* **Assignment**:
Read the data that follows. Then repeat it exactly.

* **Data records**:
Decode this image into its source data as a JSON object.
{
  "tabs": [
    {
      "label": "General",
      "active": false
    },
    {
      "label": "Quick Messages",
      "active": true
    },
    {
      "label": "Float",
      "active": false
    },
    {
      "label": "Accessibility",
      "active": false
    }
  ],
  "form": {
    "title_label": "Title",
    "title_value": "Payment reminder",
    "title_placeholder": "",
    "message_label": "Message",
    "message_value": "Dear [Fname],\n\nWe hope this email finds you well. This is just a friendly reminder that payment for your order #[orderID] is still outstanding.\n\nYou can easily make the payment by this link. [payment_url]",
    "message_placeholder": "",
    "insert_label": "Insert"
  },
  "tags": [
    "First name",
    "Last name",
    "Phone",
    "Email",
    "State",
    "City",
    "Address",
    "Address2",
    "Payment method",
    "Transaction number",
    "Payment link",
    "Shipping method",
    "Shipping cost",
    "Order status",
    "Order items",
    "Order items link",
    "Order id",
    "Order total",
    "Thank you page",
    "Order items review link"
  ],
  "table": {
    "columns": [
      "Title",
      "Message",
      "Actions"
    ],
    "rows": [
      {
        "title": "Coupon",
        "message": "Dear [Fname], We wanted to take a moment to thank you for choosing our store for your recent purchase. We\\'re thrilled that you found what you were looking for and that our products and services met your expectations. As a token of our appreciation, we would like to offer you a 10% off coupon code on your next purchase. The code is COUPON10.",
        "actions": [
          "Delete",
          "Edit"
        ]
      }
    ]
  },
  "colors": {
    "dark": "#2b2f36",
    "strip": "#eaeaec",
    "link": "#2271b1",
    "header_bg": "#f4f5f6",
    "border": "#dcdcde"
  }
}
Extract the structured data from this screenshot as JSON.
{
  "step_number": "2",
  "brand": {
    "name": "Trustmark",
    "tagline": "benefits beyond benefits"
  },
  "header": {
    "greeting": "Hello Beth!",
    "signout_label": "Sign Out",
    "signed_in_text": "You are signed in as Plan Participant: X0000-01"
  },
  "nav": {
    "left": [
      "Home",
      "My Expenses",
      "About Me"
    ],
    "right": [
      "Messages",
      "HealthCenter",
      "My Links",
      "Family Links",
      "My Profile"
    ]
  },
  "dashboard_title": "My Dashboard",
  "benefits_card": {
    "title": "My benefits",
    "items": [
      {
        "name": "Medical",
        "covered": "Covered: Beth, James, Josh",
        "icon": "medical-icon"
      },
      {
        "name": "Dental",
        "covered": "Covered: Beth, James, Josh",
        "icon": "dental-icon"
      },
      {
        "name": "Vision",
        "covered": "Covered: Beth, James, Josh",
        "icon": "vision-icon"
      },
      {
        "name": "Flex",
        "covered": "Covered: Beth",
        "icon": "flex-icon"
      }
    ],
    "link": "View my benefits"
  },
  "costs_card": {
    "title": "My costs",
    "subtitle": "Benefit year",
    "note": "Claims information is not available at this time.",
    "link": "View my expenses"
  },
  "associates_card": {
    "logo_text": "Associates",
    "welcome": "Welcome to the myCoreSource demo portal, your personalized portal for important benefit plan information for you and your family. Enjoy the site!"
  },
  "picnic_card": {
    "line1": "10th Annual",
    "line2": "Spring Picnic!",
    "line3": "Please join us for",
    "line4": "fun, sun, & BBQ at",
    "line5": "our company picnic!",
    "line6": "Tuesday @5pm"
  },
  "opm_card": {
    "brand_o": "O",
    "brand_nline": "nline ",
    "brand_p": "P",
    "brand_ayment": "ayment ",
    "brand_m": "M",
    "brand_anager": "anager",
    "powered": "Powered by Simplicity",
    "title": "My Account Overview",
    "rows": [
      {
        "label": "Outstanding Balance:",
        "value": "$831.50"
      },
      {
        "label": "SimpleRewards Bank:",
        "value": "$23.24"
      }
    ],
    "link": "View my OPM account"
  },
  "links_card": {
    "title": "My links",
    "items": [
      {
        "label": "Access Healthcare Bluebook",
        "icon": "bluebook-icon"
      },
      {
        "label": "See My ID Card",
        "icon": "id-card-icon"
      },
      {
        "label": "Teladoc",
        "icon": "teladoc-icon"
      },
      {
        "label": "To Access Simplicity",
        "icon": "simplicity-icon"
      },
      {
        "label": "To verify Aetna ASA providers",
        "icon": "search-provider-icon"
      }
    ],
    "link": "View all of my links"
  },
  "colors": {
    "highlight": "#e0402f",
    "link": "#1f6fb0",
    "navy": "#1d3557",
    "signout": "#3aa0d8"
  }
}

* **Output**:
Decode this image into its source data as a JSON object.
{
  "tabs": [
    {
      "label": "General",
      "active": false
    },
    {
      "label": "Quick Messages",
      "active": true
    },
    {
      "label": "Float",
      "active": false
    },
    {
      "label": "Accessibility",
      "active": false
    }
  ],
  "form": {
    "title_label": "Title",
    "title_value": "Payment reminder",
    "title_placeholder": "",
    "message_label": "Message",
    "message_value": "Dear [Fname],\n\nWe hope this email finds you well. This is just a friendly reminder that payment for your order #[orderID] is still outstanding.\n\nYou can easily make the payment by this link. [payment_url]",
    "message_placeholder": "",
    "insert_label": "Insert"
  },
  "tags": [
    "First name",
    "Last name",
    "Phone",
    "Email",
    "State",
    "City",
    "Address",
    "Address2",
    "Payment method",
    "Transaction number",
    "Payment link",
    "Shipping method",
    "Shipping cost",
    "Order status",
    "Order items",
    "Order items link",
    "Order id",
    "Order total",
    "Thank you page",
    "Order items review link"
  ],
  "table": {
    "columns": [
      "Title",
      "Message",
      "Actions"
    ],
    "rows": [
      {
        "title": "Coupon",
        "message": "Dear [Fname], We wanted to take a moment to thank you for choosing our store for your recent purchase. We\\'re thrilled that you found what you were looking for and that our products and services met your expectations. As a token of our appreciation, we would like to offer you a 10% off coupon code on your next purchase. The code is COUPON10.",
        "actions": [
          "Delete",
          "Edit"
        ]
      }
    ]
  },
  "colors": {
    "dark": "#2b2f36",
    "strip": "#eaeaec",
    "link": "#2271b1",
    "header_bg": "#f4f5f6",
    "border": "#dcdcde"
  }
}
Extract the structured data from this screenshot as JSON.
{
  "step_number": "2",
  "brand": {
    "name": "Trustmark",
    "tagline": "benefits beyond benefits"
  },
  "header": {
    "greeting": "Hello Beth!",
    "signout_label": "Sign Out",
    "signed_in_text": "You are signed in as Plan Participant: X0000-01"
  },
  "nav": {
    "left": [
      "Home",
      "My Expenses",
      "About Me"
    ],
    "right": [
      "Messages",
      "HealthCenter",
      "My Links",
      "Family Links",
      "My Profile"
    ]
  },
  "dashboard_title": "My Dashboard",
  "benefits_card": {
    "title": "My benefits",
    "items": [
      {
        "name": "Medical",
        "covered": "Covered: Beth, James, Josh",
        "icon": "medical-icon"
      },
      {
        "name": "Dental",
        "covered": "Covered: Beth, James, Josh",
        "icon": "dental-icon"
      },
      {
        "name": "Vision",
        "covered": "Covered: Beth, James, Josh",
        "icon": "vision-icon"
      },
      {
        "name": "Flex",
        "covered": "Covered: Beth",
        "icon": "flex-icon"
      }
    ],
    "link": "View my benefits"
  },
  "costs_card": {
    "title": "My costs",
    "subtitle": "Benefit year",
    "note": "Claims information is not available at this time.",
    "link": "View my expenses"
  },
  "associates_card": {
    "logo_text": "Associates",
    "welcome": "Welcome to the myCoreSource demo portal, your personalized portal for important benefit plan information for you and your family. Enjoy the site!"
  },
  "picnic_card": {
    "line1": "10th Annual",
    "line2": "Spring Picnic!",
    "line3": "Please join us for",
    "line4": "fun, sun, & BBQ at",
    "line5": "our company picnic!",
    "line6": "Tuesday @5pm"
  },
  "opm_card": {
    "brand_o": "O",
    "brand_nline": "nline ",
    "brand_p": "P",
    "brand_ayment": "ayment ",
    "brand_m": "M",
    "brand_anager": "anager",
    "powered": "Powered by Simplicity",
    "title": "My Account Overview",
    "rows": [
      {
        "label": "Outstanding Balance:",
        "value": "$831.50"
      },
      {
        "label": "SimpleRewards Bank:",
        "value": "$23.24"
      }
    ],
    "link": "View my OPM account"
  },
  "links_card": {
    "title": "My links",
    "items": [
      {
        "label": "Access Healthcare Bluebook",
        "icon": "bluebook-icon"
      },
      {
        "label": "See My ID Card",
        "icon": "id-card-icon"
      },
      {
        "label": "Teladoc",
        "icon": "teladoc-icon"
      },
      {
        "label": "To Access Simplicity",
        "icon": "simplicity-icon"
      },
      {
        "label": "To verify Aetna ASA providers",
        "icon": "search-provider-icon"
      }
    ],
    "link": "View all of my links"
  },
  "colors": {
    "highlight": "#e0402f",
    "link": "#1f6fb0",
    "navy": "#1d3557",
    "signout": "#3aa0d8"
  }
}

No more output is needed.